Anni Oraveer

Anni is a wartime child, born in Saatse rural municipality in Põlva County. The war left a life-long imprint on her: her eyes and spine were injured in infancy when the family fled warfare. Anni's left eye had rolled out at that time, and to her right, she was now blurring human figures and the contours of objects. But as a child, she had even read from a very close angle. The first five classes Anni went to Satserinna's seven-grade school. Further she changed school going to high-school for the blind. She successfully graduated from there being on a as a distance-learning. Anni thinks that if she had gone to school for the blind from the very first grade, she would surely have reached college. She would have been very keen to become a lawyer.

The life of a visually impaired child is slightly different from that of a healthy child. According to Anni's experience, she says: "A disabled child will only begin to develop, when he or she has to interact with the world and face life's concerns". Anni recalls that her development began when she was sent to the village. They went to the herd in three: Anni and two elders. These parents alternated, but she was shepherded every day, including all Sundays and all holidays. The herd was always grazed on the banks of the stream. Anni remembers all the ups and downs of the stream. The streams, pastures and meadows of Ann's childhood were very beautiful. After the Midsummer day, the animals were hand-mown. Ann enjoyed going to the herd because herding companions used to tell a lot of old-fashioned tales. Particularly many stories were known by the old Praskofya. "These are the stories that are written in my books" - says Anni.

But Ann opened her ability to write only a dozen years ago. Specifically, in 2005 he got the opportunity to receive free computer training. Anni was tenacious and wanted to write down all the stories that she once were told to her in the village herd. Anni received help from her patient computer teacher Angela Leppik. Since he did not have a computer, he went to Haapsalu High School and Haapsalu Social Center to write at that time. He sent the pre-written stories to Epiphon, a magazine for the blind, under the pseudonym "Under fir". And so it lasted for a year and a half. No one but Priit Kasepalu, the then director of the Library of the Blind, knew the real name of "Under fir". "It was very exciting to hear how the stories were being discussed and readers tried to guess the real name of the writer" - Anni mumbles. Finally, of course, it was revealed that Anni Oraveer was writing under the pseudonym of "Under fir".

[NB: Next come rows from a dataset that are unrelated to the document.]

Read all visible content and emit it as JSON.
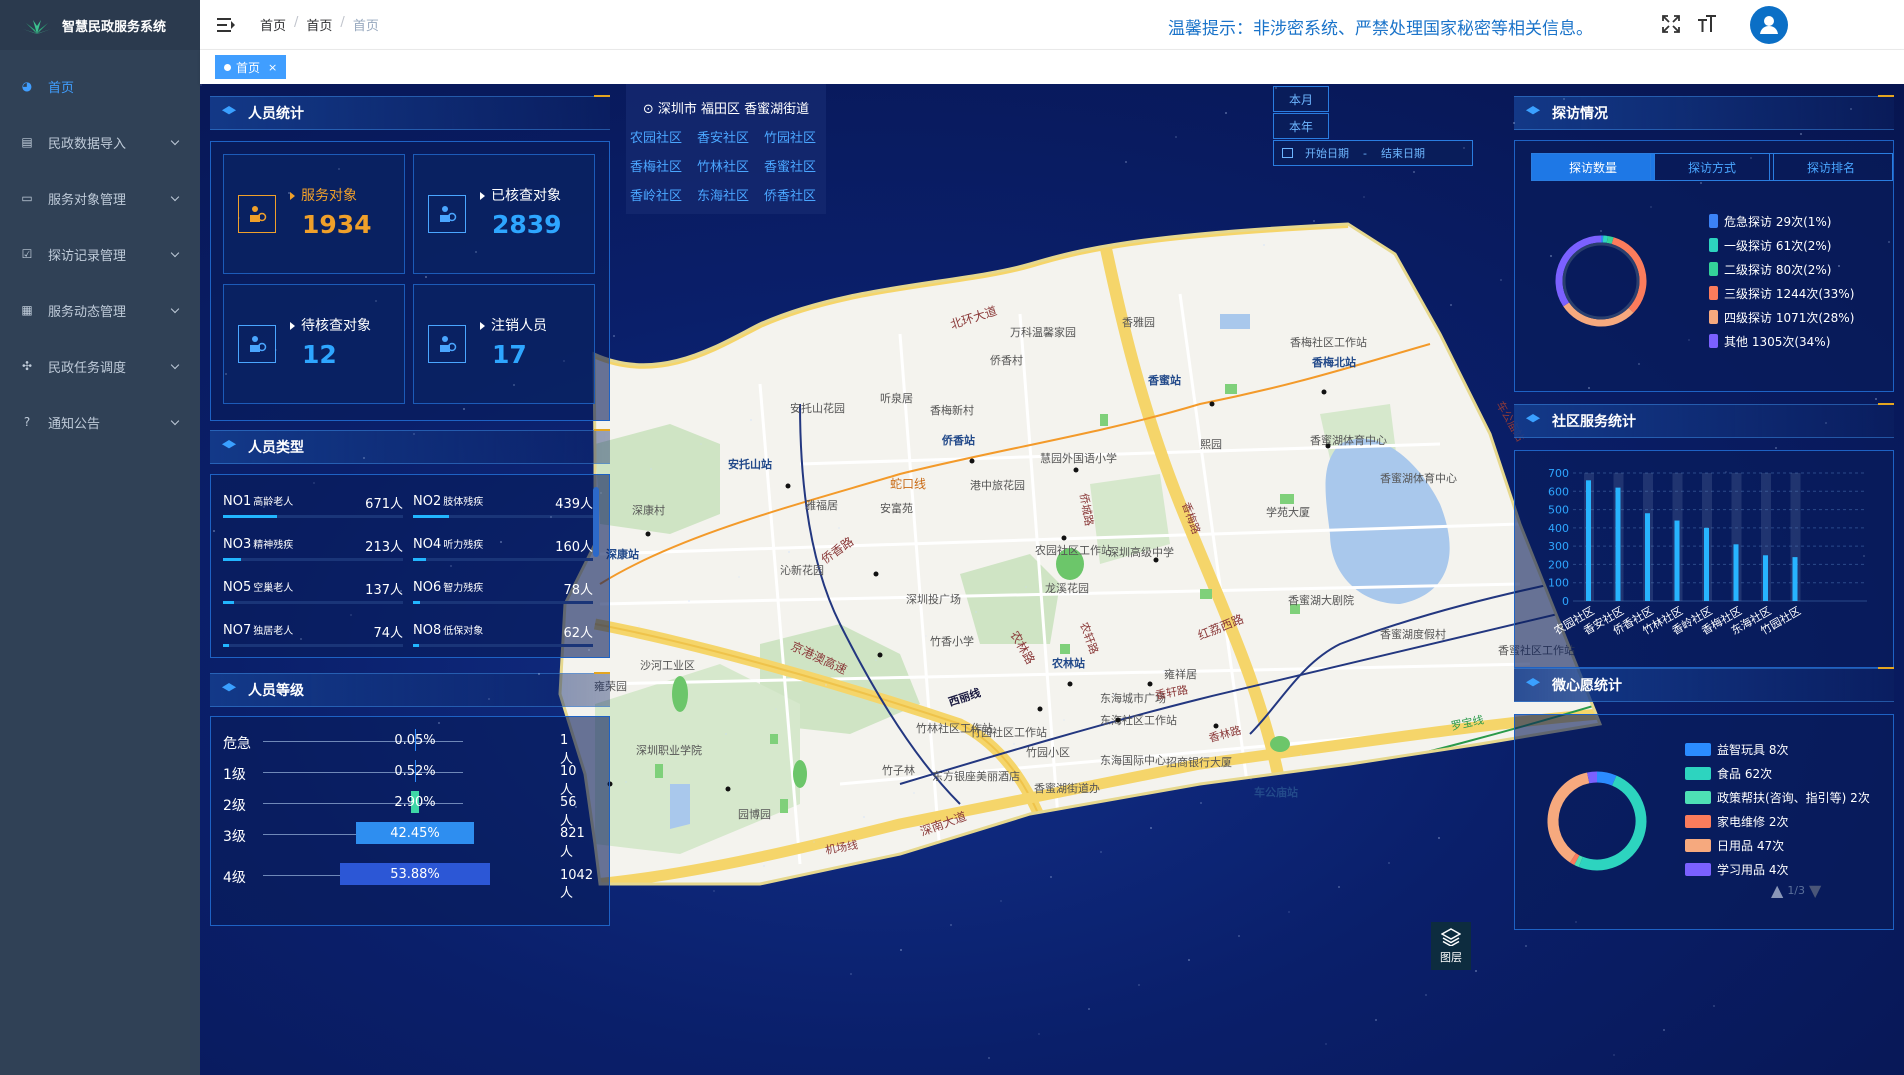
{
  "app": {
    "title": "智慧民政服务系统"
  },
  "sidebar": {
    "items": [
      {
        "label": "首页",
        "icon": "dashboard-icon",
        "active": true
      },
      {
        "label": "民政数据导入",
        "icon": "import-icon"
      },
      {
        "label": "服务对象管理",
        "icon": "target-icon"
      },
      {
        "label": "探访记录管理",
        "icon": "checkbox-icon"
      },
      {
        "label": "服务动态管理",
        "icon": "news-icon"
      },
      {
        "label": "民政任务调度",
        "icon": "dispatch-icon"
      },
      {
        "label": "通知公告",
        "icon": "question-icon"
      }
    ]
  },
  "header": {
    "breadcrumb": [
      "首页",
      "首页",
      "首页"
    ],
    "notice": "温馨提示：非涉密系统、严禁处理国家秘密等相关信息。"
  },
  "tags": {
    "active_tag": "首页"
  },
  "personnel_stats": {
    "title": "人员统计",
    "cards": [
      {
        "label": "服务对象",
        "value": "1934",
        "color": "#f0a02a"
      },
      {
        "label": "已核查对象",
        "value": "2839",
        "color": "#2ea6ff"
      },
      {
        "label": "待核查对象",
        "value": "12",
        "color": "#2ea6ff"
      },
      {
        "label": "注销人员",
        "value": "17",
        "color": "#2ea6ff"
      }
    ]
  },
  "personnel_types": {
    "title": "人员类型",
    "items": [
      {
        "no": "NO1",
        "name": "高龄老人",
        "value": "671人",
        "ratio": 0.3
      },
      {
        "no": "NO2",
        "name": "肢体残疾",
        "value": "439人",
        "ratio": 0.2
      },
      {
        "no": "NO3",
        "name": "精神残疾",
        "value": "213人",
        "ratio": 0.1
      },
      {
        "no": "NO4",
        "name": "听力残疾",
        "value": "160人",
        "ratio": 0.07
      },
      {
        "no": "NO5",
        "name": "空巢老人",
        "value": "137人",
        "ratio": 0.06
      },
      {
        "no": "NO6",
        "name": "智力残疾",
        "value": "78人",
        "ratio": 0.04
      },
      {
        "no": "NO7",
        "name": "独居老人",
        "value": "74人",
        "ratio": 0.035
      },
      {
        "no": "NO8",
        "name": "低保对象",
        "value": "62人",
        "ratio": 0.03
      }
    ]
  },
  "personnel_levels": {
    "title": "人员等级",
    "items": [
      {
        "name": "危急",
        "percent": "0.05%",
        "count": "1人",
        "ratio": 0.0005,
        "color": "#2b8cff"
      },
      {
        "name": "1级",
        "percent": "0.52%",
        "count": "10人",
        "ratio": 0.0052,
        "color": "#2b8cff"
      },
      {
        "name": "2级",
        "percent": "2.90%",
        "count": "56人",
        "ratio": 0.029,
        "color": "#3ed6a6"
      },
      {
        "name": "3级",
        "percent": "42.45%",
        "count": "821人",
        "ratio": 0.4245,
        "color": "#2e8ef0"
      },
      {
        "name": "4级",
        "percent": "53.88%",
        "count": "1042人",
        "ratio": 0.5388,
        "color": "#2c57d6"
      }
    ]
  },
  "location": {
    "title": "深圳市 福田区 香蜜湖街道",
    "communities": [
      "农园社区",
      "香安社区",
      "竹园社区",
      "香梅社区",
      "竹林社区",
      "香蜜社区",
      "香岭社区",
      "东海社区",
      "侨香社区"
    ]
  },
  "date_filter": {
    "month": "本月",
    "year": "本年",
    "start_placeholder": "开始日期",
    "separator": "-",
    "end_placeholder": "结束日期"
  },
  "visits": {
    "title": "探访情况",
    "tabs": [
      "探访数量",
      "探访方式",
      "探访排名"
    ],
    "legend": [
      {
        "label": "危急探访 29次(1%)",
        "color": "#3b82f6",
        "value": 29
      },
      {
        "label": "一级探访 61次(2%)",
        "color": "#2dd4bf",
        "value": 61
      },
      {
        "label": "二级探访 80次(2%)",
        "color": "#34d399",
        "value": 80
      },
      {
        "label": "三级探访 1244次(33%)",
        "color": "#fb7c5c",
        "value": 1244
      },
      {
        "label": "四级探访 1071次(28%)",
        "color": "#f6a97e",
        "value": 1071
      },
      {
        "label": "其他 1305次(34%)",
        "color": "#7b61ff",
        "value": 1305
      }
    ]
  },
  "community_service": {
    "title": "社区服务统计",
    "chart_data": {
      "type": "bar",
      "categories": [
        "农园社区",
        "香安社区",
        "侨香社区",
        "竹林社区",
        "香岭社区",
        "香梅社区",
        "东海社区",
        "竹园社区"
      ],
      "values": [
        660,
        620,
        480,
        440,
        400,
        310,
        250,
        240
      ],
      "ylim": [
        0,
        700
      ],
      "yticks": [
        "0",
        "100",
        "200",
        "300",
        "400",
        "500",
        "600",
        "700"
      ]
    }
  },
  "wishes": {
    "title": "微心愿统计",
    "legend": [
      {
        "label": "益智玩具 8次",
        "color": "#2b8cff",
        "value": 8
      },
      {
        "label": "食品 62次",
        "color": "#2dd4bf",
        "value": 62
      },
      {
        "label": "政策帮扶(咨询、指引等) 2次",
        "color": "#4ee0b5",
        "value": 2
      },
      {
        "label": "家电维修 2次",
        "color": "#fb7c5c",
        "value": 2
      },
      {
        "label": "日用品 47次",
        "color": "#f6a97e",
        "value": 47
      },
      {
        "label": "学习用品 4次",
        "color": "#7b61ff",
        "value": 4
      }
    ],
    "pager": "1/3"
  },
  "map": {
    "layer_button": "图层",
    "labels": [
      "北环大道",
      "万科温馨家园",
      "侨香村",
      "香雅园",
      "香梅社区工作站",
      "香梅北站",
      "香蜜站",
      "安托山花园",
      "听泉居",
      "香梅新村",
      "安托山站",
      "侨香站",
      "慧园外国语小学",
      "熙园",
      "香蜜湖体育中心",
      "香蜜湖体育中心",
      "蛇口线",
      "港中旅花园",
      "雅福居",
      "安富苑",
      "学苑大厦",
      "农园社区工作站",
      "深圳高级中学",
      "沁新花园",
      "深圳投广场",
      "龙溪花园",
      "香蜜湖大剧院",
      "香蜜湖度假村",
      "香蜜社区工作站",
      "竹香小学",
      "深康站",
      "深康村",
      "侨香路",
      "京港澳高速",
      "沙河工业区",
      "农林站",
      "红荔西路",
      "雍祥居",
      "东海城市广场",
      "东海社区工作站",
      "香轩路",
      "雍荣园",
      "深圳职业学院",
      "竹林社区工作站",
      "竹园社区工作站",
      "竹园小区",
      "竹子林",
      "东方银座美丽酒店",
      "东海国际中心",
      "招商银行大厦",
      "香林路",
      "车公庙站",
      "罗宝线",
      "西丽线",
      "机场线",
      "深南大道",
      "园博园",
      "香蜜湖街道办",
      "农林路",
      "农轩路",
      "侨城路",
      "香梅路",
      "车公庙站"
    ]
  }
}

Later, Anni was able to gain access to a computer course held in Tallinn by the North Estonian Blind Association. In a computer class she was taught by a blind computer teacher, Artur Räpp. Ann is very pleased that Artur has remained a tutor and a computer tuner for her and others to this day. Anni soon got a personal computer and software for the blind, thanks to the good people of Haapsalu City and County Government. She thinks that she probably has been a little bit too annoying to both the Haapsalu school and the Haapsalu Social Home. Because why otherwise the city started looking for funds for a personal computer for her. Anna was very happy with the computer. From morning to night, she taped her stories to the computer. She does not know exactly who sent these stories to the Estonian Folklore Archives. But the stories did arrive there... she was asked for more.

The books published under the name of "Under fir" are: 
- "The Deed and the Consequence"(EST: „Tegu ja tagajärg“), Parts 1 and 2. 
- "The Hare and the Rabbit" (EST: „Siil ja jänes“)
- "The Seto People's Breakthrough and Joy" (EST: „Seto rahva murrõh ja rõõmuh”)
- "The Forebear and the Tomb" (EST: „Eeläne ja tämbäne elo”)
- "Handsäk stuff" (EST: „Handsäk värk”). 

The President's Folklore Award was given to Ann for her Seto-speaking tales and for recordings of the heritage of the Estonian blind community.

At the moment Anni's books are no longer written, but her hands do not sit still. Anni arranges the production of audio books for the library of the blind. The initial push came from Haapsalu Social Center and work began with three volunteer readers. There are now over ten readers, and 63 books have been read and handed over to the Library of the Blind. Nine are almost ready for delivery and about twenty more books are waiting to be completed. The books are stored at Anne's home. The Estonian Library for the Blind has about 800 readers / listeners who will participate in the results of this volunteer work.

Anni is an honorary member of the North Estonian Blind Association. She is convinced that the association's house on Tondi Street in Tallinn is vital for blind people. Anni says, “When you enter the door of Tondi's house, it immediately strikes a good aura. You feel welcome, there are all hobby circles, there are tips, there are trainings. There you will always get all the help you need for a blind person. ”

Story written in January 2018